Saturday, July 28, 2007

Super Dope Me

It's almost 11pm on a saturday night, and I'm watching Florida - Giants on ESPN. Barry Bonds has 754 home runs now, only one short of Hank Aaron's record. When he finally ties then breaks it, which is bond (haha) to happen soon, it's gonna be a biiiiig day, something baseball fans will remember for all their life. For several reasons.

First, breaking the HR record is a big deal. It's a record which brings back memories of Babe Ruth, , who's been broken only once since the babe's era almost a 100 years ago.
But of course, the big deal is all about Barry Bonds, whose use of steroid is widely known. What do you do when someone who you know takes illegal stuff does something amazing? The problem, of course, is that nothing has ever been proven, so even though everybody knows the truth, "every us citizen is considered innocent unless proven guilty", as MLB commissioner Bug Selig puts it.

The same thing happened with Lance Armstrong winning a record 7-straight Tour De France. I still find it amazing Americans believe Armstrong to be innocent. They speak of his unbelievable story, a cancer survivor who comes back to win - 7 times! - the world's physically toughest event, as if it was something to be celebrated.

The truth is, if it's unbelievable, there's a reason for it: because it is not true. How can a smart person think someone who has gone through chemotherapy hell can come back and be naturally fit enough to win a Tour de France, let alone 7?

It is very fitting, I think, that Barry Bonds will break old' Hank's record just when the worst Tour in history is about to finish (several teams retired because their leaders were found guilty of using steroids and other testosterony crap). This might well qualify as the most shameful week-end in sport history. So why do people celebrate despite of all?

In Barry Bonds case, I think the answer has to be profoundly American. Breaking records is as much about looking forward to an always improved future as it is about celebrating a glorious past. Both values are dear to American hearts. Those hearts believe in people's best and to the beauty of sports as a way to push yourself always further. If it is proved in later years Barry Bonds cheated, his record will be taken away, but at least baseball fans won't have missed an occasion to celebrate their sport.

In Lance Armstrong's case, it's a little easier. The Tour shines from France on the whole world. Americans will never let an occasion for one of theirs to become a sport hero. So the US media made sure Armstrong's faults were not widely known (despite France newspaper and tour de france founder "L'Equipe" efforts),and instead destroyed poor (though guilty) Floyd Landis as a scapegoat. Landis is an American, of course, so that makes them look fair.

Finally, why does the Tour de France continues, year after year, stage after stage, despite the growing evidences that the whole sport is corrupted? Maybe it's because simply stopping the Tour seems impossible.
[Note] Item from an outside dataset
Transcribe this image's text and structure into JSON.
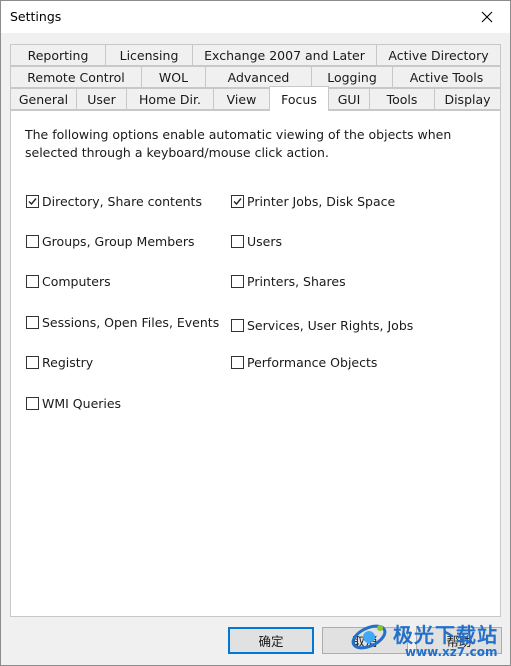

Maybe because we all love to watch those guys climb mountains with a smile, the way James Bond haircut stays perfect even after 2 hours of action hell. Maybe the Tour is closer to Hollywood than we think.

Thursday, July 26, 2007

Simpsons Movie

Tomorrow opens The Simpsons, the movie. I bet it will break all records. More than Harry Potter, more than Spiderman, etc, etc.